▸ **EXERCISE DIRECTIONS**: The lines to copy from the listing below are those that contain the string "data".

▸ **MATERIAL SHOWN**:
---*---

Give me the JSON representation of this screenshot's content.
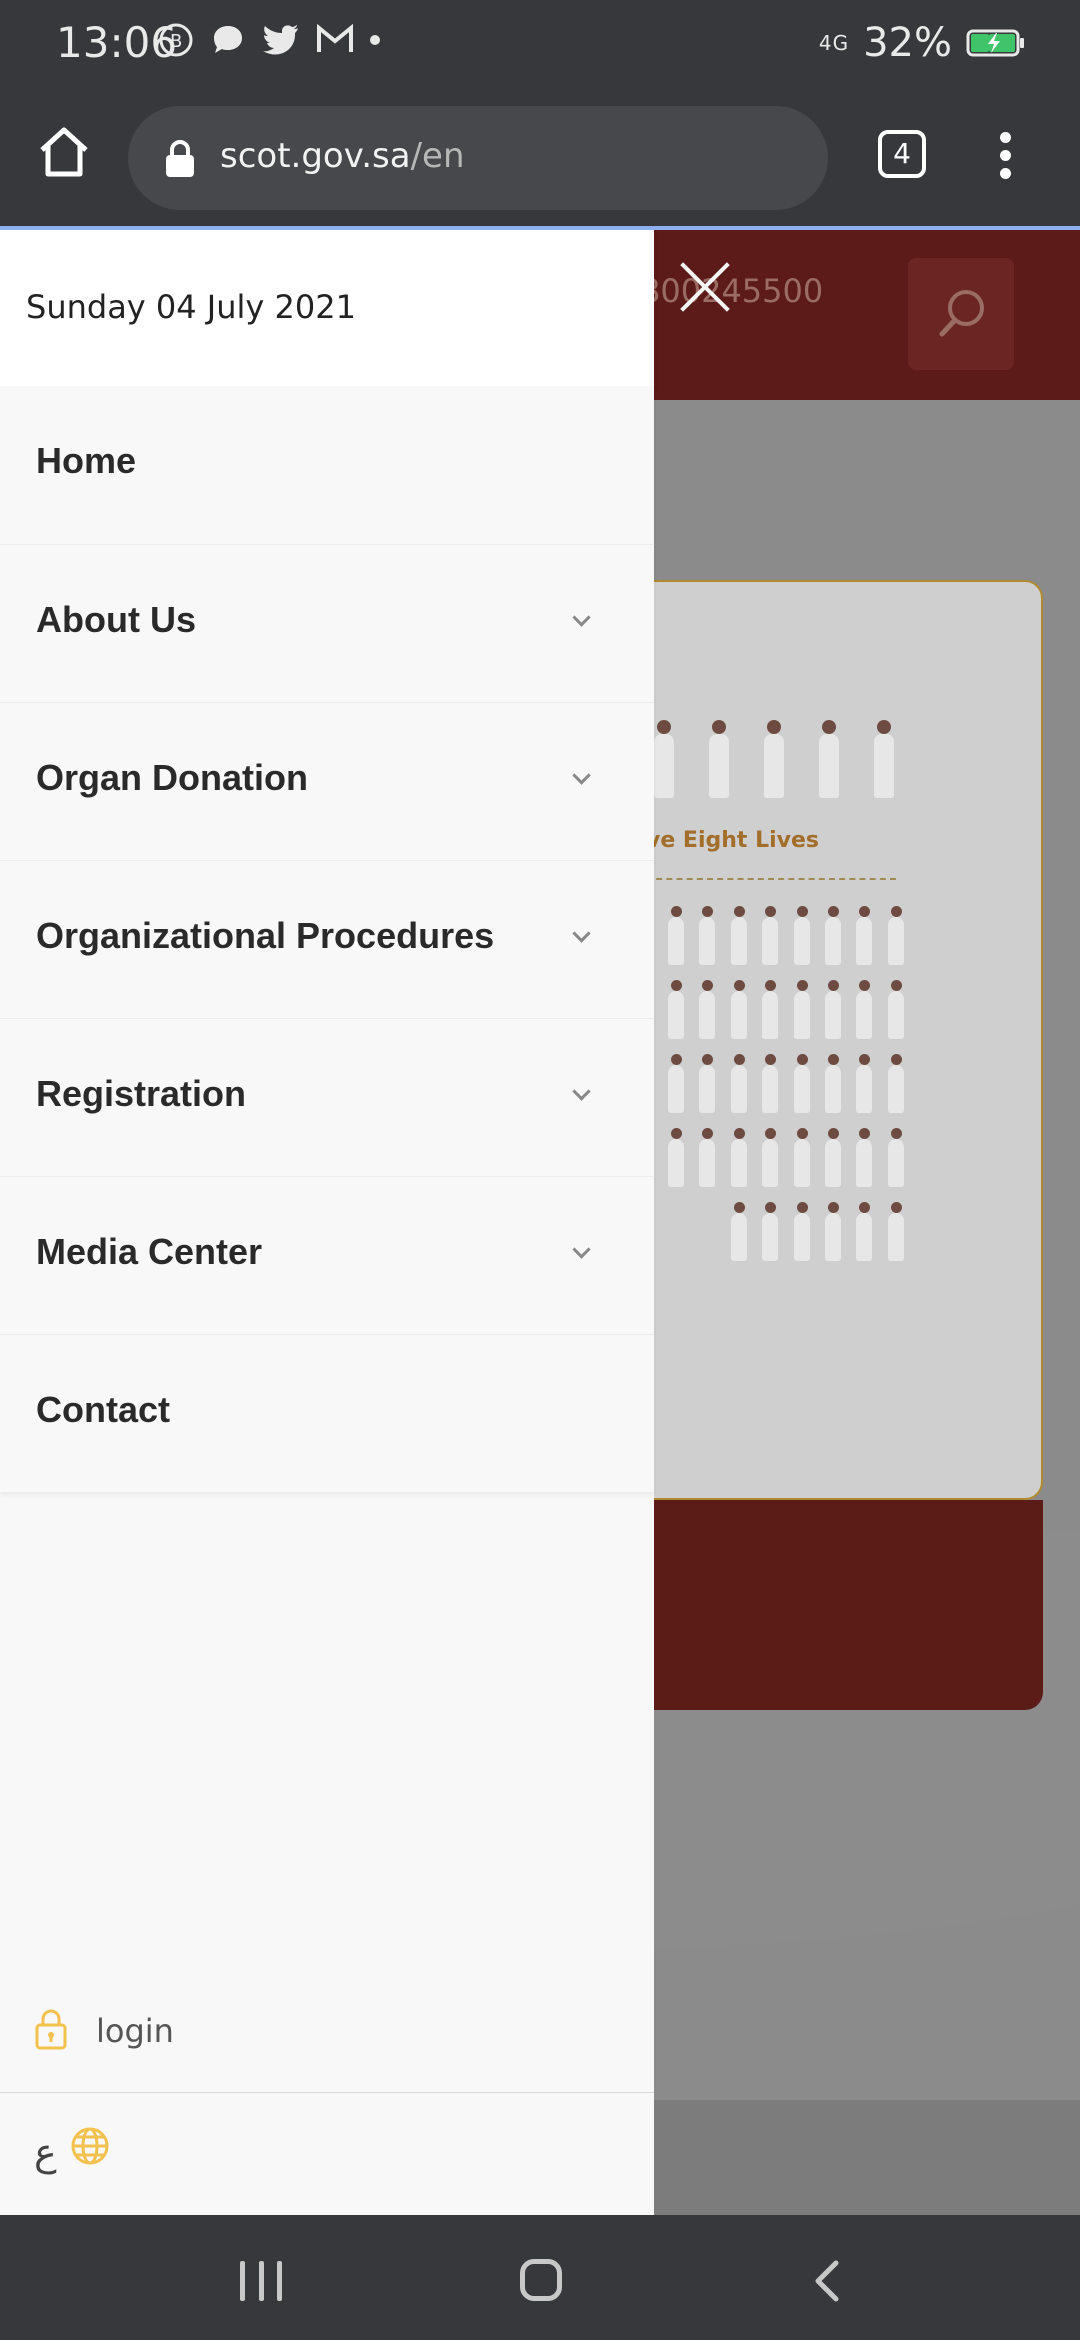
{
  "status_bar": {
    "time": "13:06",
    "network": "4G",
    "battery": "32%"
  },
  "browser": {
    "url_host": "scot.gov.sa",
    "url_path": "/en",
    "tab_count": "4"
  },
  "page_behind": {
    "phone": "800245500",
    "card_caption": "ve Eight Lives"
  },
  "drawer": {
    "date": "Sunday 04 July 2021",
    "nav_items": [
      {
        "label": "Home"
      },
      {
        "label": "About Us"
      },
      {
        "label": "Organ Donation"
      },
      {
        "label": "Organizational Procedures"
      },
      {
        "label": "Registration"
      },
      {
        "label": "Media Center"
      },
      {
        "label": "Contact"
      }
    ],
    "login_label": "login",
    "language_letter": "ع"
  },
  "colors": {
    "accent_yellow": "#f2c14e",
    "brand_red": "#7a1f1c"
  }
}
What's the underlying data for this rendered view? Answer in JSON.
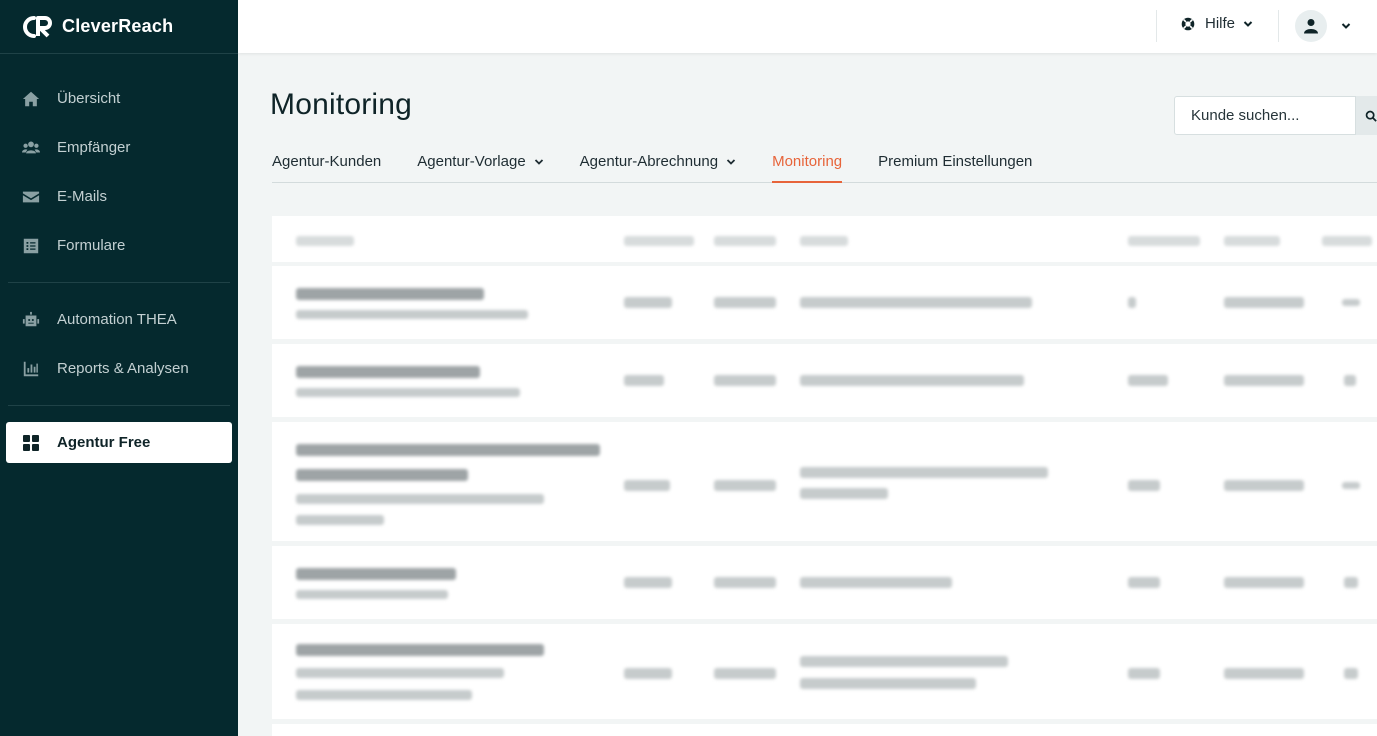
{
  "brand": {
    "name": "CleverReach"
  },
  "sidebar": {
    "items": [
      {
        "label": "Übersicht",
        "icon": "home-icon"
      },
      {
        "label": "Empfänger",
        "icon": "users-icon"
      },
      {
        "label": "E-Mails",
        "icon": "envelope-icon"
      },
      {
        "label": "Formulare",
        "icon": "form-icon"
      }
    ],
    "items2": [
      {
        "label": "Automation THEA",
        "icon": "robot-icon"
      },
      {
        "label": "Reports & Analysen",
        "icon": "chart-icon"
      }
    ],
    "active": {
      "label": "Agentur Free",
      "icon": "grid-icon"
    }
  },
  "topbar": {
    "help_label": "Hilfe"
  },
  "page": {
    "title": "Monitoring"
  },
  "search": {
    "placeholder": "Kunde suchen..."
  },
  "tabs": [
    {
      "label": "Agentur-Kunden",
      "has_dropdown": false,
      "active": false
    },
    {
      "label": "Agentur-Vorlage",
      "has_dropdown": true,
      "active": false
    },
    {
      "label": "Agentur-Abrechnung",
      "has_dropdown": true,
      "active": false
    },
    {
      "label": "Monitoring",
      "has_dropdown": false,
      "active": true
    },
    {
      "label": "Premium Einstellungen",
      "has_dropdown": false,
      "active": false
    }
  ],
  "colors": {
    "sidebar_bg": "#05292e",
    "accent": "#e7643a",
    "page_bg": "#f2f5f5"
  },
  "table": {
    "content": "blurred",
    "row_count": 5
  }
}
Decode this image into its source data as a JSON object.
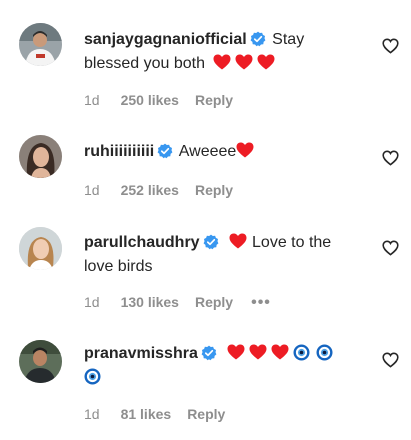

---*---

▸ **SOLUTION TO THIS EXERCISE**:
What's the underlying data for this rendered view? Answer in JSON.
Decode this image into its source data as a JSON object.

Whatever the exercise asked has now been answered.